• Statutory work breaks in summer midday hours not sufficient

Many thousands of migrant workers on construction sites in Qatar, including those building stadiums for the 2022 World Cup, are being subjected to potentially life-threatening heat and humidity, according to new research on the extreme summer conditions in the Gulf. Hundreds of workers are dying every year, the campaign group Human Rights Watch (HRW) has said in a strong statement, but they claim that the Qatar authorities have refused to make necessary information public or adequately investigate the deaths, which could be caused by labouring in the region’s fierce climate.

HRW argues that millions of workers are in jeopardy, including those in the other Gulf Cooperation Council (GCC) countries – Bahrain, Oman, Kuwait, Saudi Arabia and the United Arab Emirates – because statutory work breaks imposed during summer midday hours do not protect them sufficiently. An analysis of the weather in Doha last summer has also shown that workers on World Cup construction projects were in danger, despite the more advanced system used by the tournament organiser, Humidex, which measures safety levels of heat and humidity.

Continue reading…

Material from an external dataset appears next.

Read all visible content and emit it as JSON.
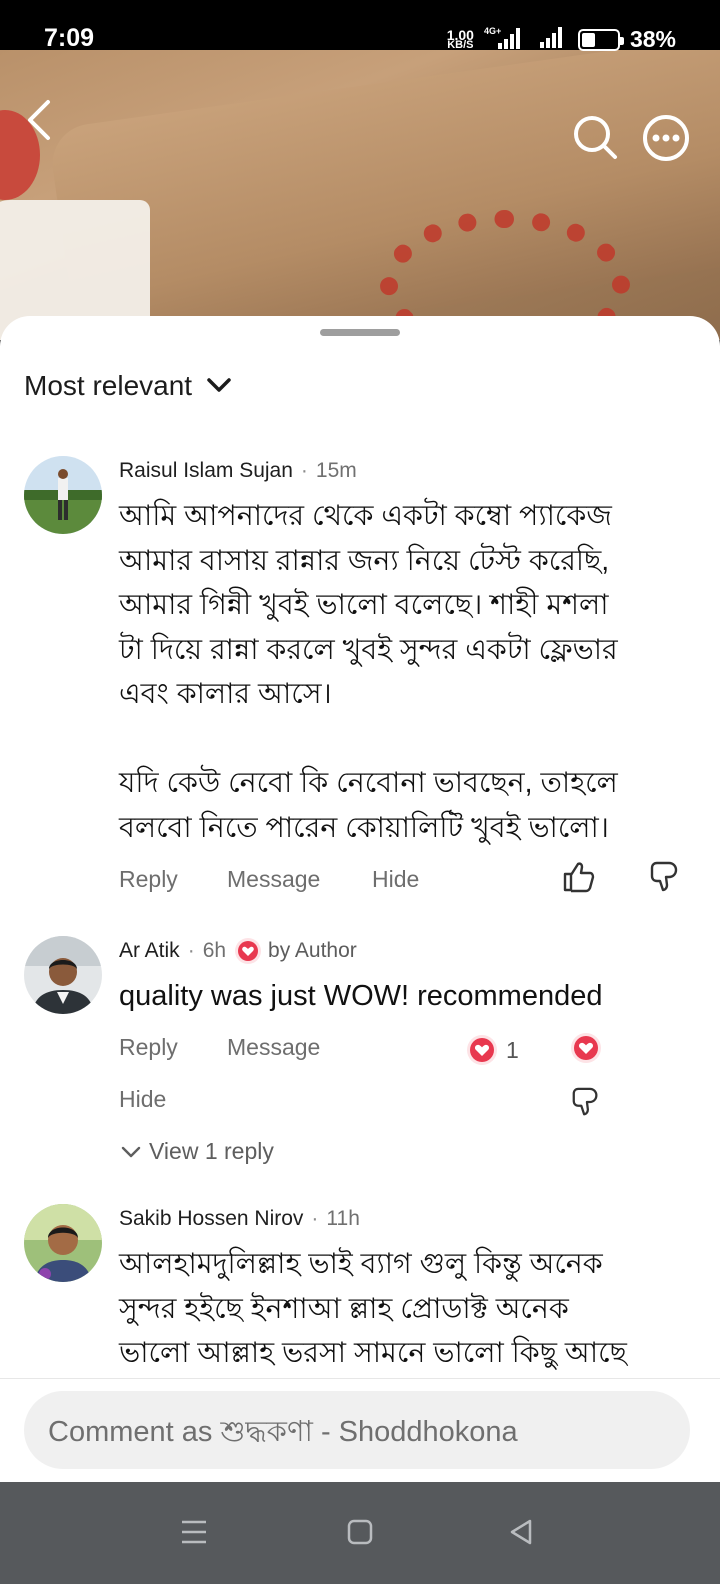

0

Iranian MPs speak out as women are barred from World Cup qualifier

Syrian women are allowed into stadium but Iranian women are kept out, despite initially being allowed to buy tickets

Female Iranian MPs have spoken out against a ban on women entering sports stadiums after some fans were prevented from watching a World Cup qualifying match in Tehran between Iran and Syria.

Both genders were initially allowed to purchase tickets for Tuesday night’s game, but the option for women to make purchases was removed by officials who blamed a “technical glitch”.

Continue reading…

0

Mixed feelings for Syrian exiles as footballers hold on to World Cup dream

Syrians living in Lebanon are proud of their national side but say regime has co-opted its success

Minutes after a late equaliser sent the Syrian football team to a World Cup playoff, Tareq – a football fan and regime critic – was unsure about what to feel, or how to react.

Alongside him in Beirut, two other Syrian exiles, Akram and Hashem, were just as conflicted. All three men, in their late 20s, had fled with their families as war engulfed Syria in 2011. And in six wrenching years since, feelgood moments had been rare, and often contrived.

Continue reading…

0

Syria reach World Cup play-off with Australia after late equaliser in Iran

• Iran 2- 2 Syria
• Sardar Azmoun, 45 64; Tamer Haj Mohamad 13, Omar Al Somah 90

Syria scored deep into stoppage time at Iran to keep alive their hopes of qualifying for the World Cup for the first time amid an ongoing civil war at home.

With Syria facing elimination from Asian qualifying, Omar Al Soma marked his return to the team after a five-year absence to clinch a 2-2 draw and a place in the playoffs. Players, with Syria rather than names emblazoned across the back of their red jerseys sank to their knees on the turf in Tehran. From the bench, members of the back-up staff with flags streamed on to the field.

Continue reading…

0

A £198m transfer is not about football. It’s about soft power | Simon Chadwick

The collosal Neymar deal, funded by Qatar Sports Investments, shows how far governments will go to secure global influence

• Simon Chadwick is professor of sports enterprise at Salford University

In 1905 my club – Middlesbrough – broke the world transfer fee record when it paid Sunderland £1,000 to sign Alf Common. It was the first time in history a football player had been sold for four figures. Now, 112 years later, the record has been smashed for the second summer running, with Paris Saint-Germain paying £198m for Brazilian superstar Neymar, the highlight of the latest period of transfer hyperactivity that ended yesterday. This phenomenon transcends sport. How can an individual in any sphere be worth £198m? Who would pay that and why? What does the now normalised outlay of mind-boggling fees and salaries say about society? How did we get here?

Related: China’s money men prove fluent in English football’s first language | Richard Williams

Continue reading…